  6. Repeat if invalid values are submitted again.
Validation summary on the beginning of a form after submitting invalid field values.
Example of proper implementation of the validation summary pattern. Error summary receives the focus after submission and lists all of the errors in the form with links to the fields that are invalid. Each field also displays an inline error message accompanied by a red color and an error icon.

Technical implementation is up to the developers as long as the summary is fully accessible. Some details might include:

  • Invalid fields have aria-invalid=”true”.
  • The focus is moved to the error summary component.
  • Provide a list of errors and associate each error with the corresponding form field.
  • Error messages have to be displayed so sighted users know how to fix the problems.
  • Provide information using color, text, and icons. Remember to supply needed aria values also if needed.
  • Update the page title to display the state of the form.

Focus on the First Error Pattern

Focus on the first error pattern is also a static method whereupon the form submission the input values are checked and validated:
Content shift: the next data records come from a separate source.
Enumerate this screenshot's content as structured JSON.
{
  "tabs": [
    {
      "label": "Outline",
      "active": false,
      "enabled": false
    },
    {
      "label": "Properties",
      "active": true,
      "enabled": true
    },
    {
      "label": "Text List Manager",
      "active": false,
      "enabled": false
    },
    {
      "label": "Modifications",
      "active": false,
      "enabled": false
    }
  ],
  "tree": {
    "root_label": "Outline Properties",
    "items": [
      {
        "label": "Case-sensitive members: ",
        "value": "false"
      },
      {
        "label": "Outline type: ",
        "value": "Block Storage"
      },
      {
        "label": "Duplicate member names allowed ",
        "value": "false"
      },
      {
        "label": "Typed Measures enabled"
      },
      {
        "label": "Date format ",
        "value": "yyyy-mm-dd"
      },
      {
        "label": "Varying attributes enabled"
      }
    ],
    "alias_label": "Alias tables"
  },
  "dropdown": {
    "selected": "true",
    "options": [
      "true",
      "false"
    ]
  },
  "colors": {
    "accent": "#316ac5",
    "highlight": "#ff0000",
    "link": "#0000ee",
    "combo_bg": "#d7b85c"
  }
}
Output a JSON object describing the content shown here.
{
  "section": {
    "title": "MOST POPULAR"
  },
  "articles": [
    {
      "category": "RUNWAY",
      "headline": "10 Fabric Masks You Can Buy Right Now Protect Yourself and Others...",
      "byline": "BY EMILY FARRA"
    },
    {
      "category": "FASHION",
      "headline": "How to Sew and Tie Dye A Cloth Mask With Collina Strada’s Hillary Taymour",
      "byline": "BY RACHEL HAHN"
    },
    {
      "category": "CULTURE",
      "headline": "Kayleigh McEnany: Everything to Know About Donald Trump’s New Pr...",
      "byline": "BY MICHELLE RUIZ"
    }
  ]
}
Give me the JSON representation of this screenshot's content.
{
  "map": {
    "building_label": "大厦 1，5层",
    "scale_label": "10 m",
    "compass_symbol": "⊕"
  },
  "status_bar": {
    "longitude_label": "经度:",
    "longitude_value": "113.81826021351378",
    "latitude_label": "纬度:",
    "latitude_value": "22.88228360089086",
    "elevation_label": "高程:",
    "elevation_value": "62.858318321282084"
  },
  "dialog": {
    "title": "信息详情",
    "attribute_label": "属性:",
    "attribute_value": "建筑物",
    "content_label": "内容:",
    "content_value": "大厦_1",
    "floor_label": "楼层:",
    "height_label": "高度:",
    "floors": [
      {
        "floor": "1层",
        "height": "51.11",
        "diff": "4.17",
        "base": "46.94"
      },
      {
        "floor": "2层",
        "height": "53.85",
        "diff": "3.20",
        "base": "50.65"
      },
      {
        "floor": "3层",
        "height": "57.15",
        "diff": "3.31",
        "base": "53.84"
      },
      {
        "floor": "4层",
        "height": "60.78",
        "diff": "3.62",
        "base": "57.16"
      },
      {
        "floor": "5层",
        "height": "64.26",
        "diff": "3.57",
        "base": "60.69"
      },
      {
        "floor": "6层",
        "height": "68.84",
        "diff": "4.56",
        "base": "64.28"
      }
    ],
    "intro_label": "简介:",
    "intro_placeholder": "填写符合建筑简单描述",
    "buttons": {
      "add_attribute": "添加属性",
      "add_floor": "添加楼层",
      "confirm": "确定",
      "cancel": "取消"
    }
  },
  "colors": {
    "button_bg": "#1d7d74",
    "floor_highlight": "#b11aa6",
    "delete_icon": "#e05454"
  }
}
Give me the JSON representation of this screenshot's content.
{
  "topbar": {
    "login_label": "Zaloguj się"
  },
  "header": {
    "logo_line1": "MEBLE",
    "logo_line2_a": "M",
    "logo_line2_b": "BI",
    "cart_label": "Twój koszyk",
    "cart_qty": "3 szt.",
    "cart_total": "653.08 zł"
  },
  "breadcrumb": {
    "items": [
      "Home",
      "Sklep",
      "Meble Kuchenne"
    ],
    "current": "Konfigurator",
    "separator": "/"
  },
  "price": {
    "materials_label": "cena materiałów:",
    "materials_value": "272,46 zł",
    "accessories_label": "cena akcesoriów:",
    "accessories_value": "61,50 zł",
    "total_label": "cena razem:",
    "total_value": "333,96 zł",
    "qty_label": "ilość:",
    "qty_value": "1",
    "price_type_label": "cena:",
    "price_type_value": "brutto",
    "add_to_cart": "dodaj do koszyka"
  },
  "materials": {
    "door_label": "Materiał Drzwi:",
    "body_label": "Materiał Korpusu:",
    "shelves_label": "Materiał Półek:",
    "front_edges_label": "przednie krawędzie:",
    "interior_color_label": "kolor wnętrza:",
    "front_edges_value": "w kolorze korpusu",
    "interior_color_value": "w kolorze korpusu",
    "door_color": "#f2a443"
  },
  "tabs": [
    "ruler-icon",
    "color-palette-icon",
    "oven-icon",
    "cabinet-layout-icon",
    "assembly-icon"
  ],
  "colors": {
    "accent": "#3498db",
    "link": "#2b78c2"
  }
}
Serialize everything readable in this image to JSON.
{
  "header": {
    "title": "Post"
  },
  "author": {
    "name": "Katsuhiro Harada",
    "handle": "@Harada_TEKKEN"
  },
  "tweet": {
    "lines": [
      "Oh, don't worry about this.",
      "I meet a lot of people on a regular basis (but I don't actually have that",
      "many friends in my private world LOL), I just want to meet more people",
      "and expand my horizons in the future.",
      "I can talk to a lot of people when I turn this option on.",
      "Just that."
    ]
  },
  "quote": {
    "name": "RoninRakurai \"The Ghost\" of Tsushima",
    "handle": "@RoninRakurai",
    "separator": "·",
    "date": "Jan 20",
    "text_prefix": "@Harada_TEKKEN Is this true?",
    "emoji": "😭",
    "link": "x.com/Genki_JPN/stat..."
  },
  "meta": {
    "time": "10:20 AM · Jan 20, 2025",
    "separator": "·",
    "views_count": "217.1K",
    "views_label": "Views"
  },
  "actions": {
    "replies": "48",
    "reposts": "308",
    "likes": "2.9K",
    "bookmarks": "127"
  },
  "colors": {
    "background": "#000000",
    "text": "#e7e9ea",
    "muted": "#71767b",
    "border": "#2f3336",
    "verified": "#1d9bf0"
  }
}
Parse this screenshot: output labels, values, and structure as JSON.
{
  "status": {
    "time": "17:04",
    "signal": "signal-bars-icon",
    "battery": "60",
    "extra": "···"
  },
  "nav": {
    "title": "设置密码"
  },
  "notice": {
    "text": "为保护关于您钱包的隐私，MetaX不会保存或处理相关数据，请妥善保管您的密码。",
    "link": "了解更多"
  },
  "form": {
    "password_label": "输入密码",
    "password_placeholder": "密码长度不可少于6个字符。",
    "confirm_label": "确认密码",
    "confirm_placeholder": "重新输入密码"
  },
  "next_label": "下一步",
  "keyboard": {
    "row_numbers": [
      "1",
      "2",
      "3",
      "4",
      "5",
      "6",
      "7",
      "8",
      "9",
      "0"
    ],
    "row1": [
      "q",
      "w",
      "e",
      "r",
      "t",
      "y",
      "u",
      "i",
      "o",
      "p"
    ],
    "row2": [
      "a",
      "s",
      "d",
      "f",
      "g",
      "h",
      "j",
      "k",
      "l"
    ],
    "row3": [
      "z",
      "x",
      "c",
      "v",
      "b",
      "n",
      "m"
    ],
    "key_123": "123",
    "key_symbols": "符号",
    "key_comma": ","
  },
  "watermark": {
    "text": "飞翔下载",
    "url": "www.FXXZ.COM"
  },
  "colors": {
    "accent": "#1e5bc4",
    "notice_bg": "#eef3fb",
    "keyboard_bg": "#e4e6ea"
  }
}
  1. The form values are validated preferably on the backend service and the invalid field names are returned to the frontend service.
  2. Inline error messages are created for each invalid field. Also, a descriptive tooltip might be helpful to display further assistance.
  3. The focus is moved to the first invalid field on the form.
  4. Repeat if invalid values are submitted again.
First name and Last name form fields where the input value for first name is correct and the input value for the last name field is empty. The last name field is focused and shows error message "Please enter your last name".
Example of proper implementation of the focus on the first error pattern. Invalid fields receive inline error messages and the focus is shifted to the first invalid field.

Technical implementation is similar to the error summary pattern. Some details might include:

  • Invalid fields have aria-invalid=”true”.
  • Focus is moved to the first invalid field.
  • Provide a list of errors and associate each error with the corresponding form field.
  • Error messages have to be displayed adjacent to the invalid field and programmatically associated with the corresponding field.
  • Provide information using color, text, and icons. Remember to supply needed aria values also if needed.
  • Update the page title to display the state of the form.

Real-time Validation Pattern

In some cases validating the users’ input is possible in real-time. Real-time validation helps communicate with the user if they are filling in the correct information. This can save some trouble and time further down the line.

Examples of where real-time validation can be useful are validating patterns such as password length, does email contains a @ character, or whether the inputted value is of some pre-defined format.

In the example video, a vehicle register plate number is validated to match the pattern of three letters followed by a hyphen and one to three numbers. This is easy to validate client side but won’t validate that the register plate exists for real in the vehicle registration database. That could be done by validating further in the backend service as it would take too much time to validate on the frontend.

Technical implementation might include:

  • Provide an aria-invalid attribute that matches the state of the input field.
  • Provide helper text that displays the correct format that is expected.
  • Provide live feedback on the state of the input visually. For invalid display descriptive error messages and also display information when the input is valid.
  • Provide aria-live announcements. The aria-live announcements should be de-bounced for example after 2 seconds of the user not typing so that the announcements are not read after every keystroke.

Real-time validation might cause issues for screen reader users, especially blind users. These users oftentimes explore the form before filling it, which might trigger validation errors before the user has input any information. This is not the intended behavior and should be taken into account when creating these forms.